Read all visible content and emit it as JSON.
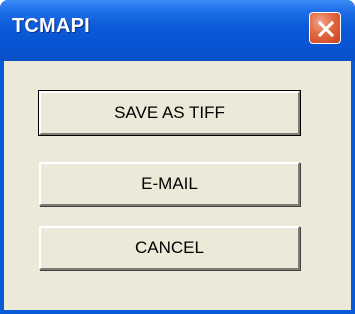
{
  "window": {
    "title": "TCMAPI"
  },
  "buttons": {
    "save_label": "SAVE AS TIFF",
    "email_label": "E-MAIL",
    "cancel_label": "CANCEL"
  },
  "icons": {
    "close": "close-icon"
  },
  "colors": {
    "titlebar": "#0b5ad9",
    "client_bg": "#ece9d8",
    "close_button": "#e2683f"
  }
}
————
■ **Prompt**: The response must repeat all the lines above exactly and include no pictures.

■ **Answer to this problem**:
Read all visible content and emit it as JSON.
{
  "window": {
    "title": "TCMAPI"
  },
  "buttons": {
    "save_label": "SAVE AS TIFF",
    "email_label": "E-MAIL",
    "cancel_label": "CANCEL"
  },
  "icons": {
    "close": "close-icon"
  },
  "colors": {
    "titlebar": "#0b5ad9",
    "client_bg": "#ece9d8",
    "close_button": "#e2683f"
  }
}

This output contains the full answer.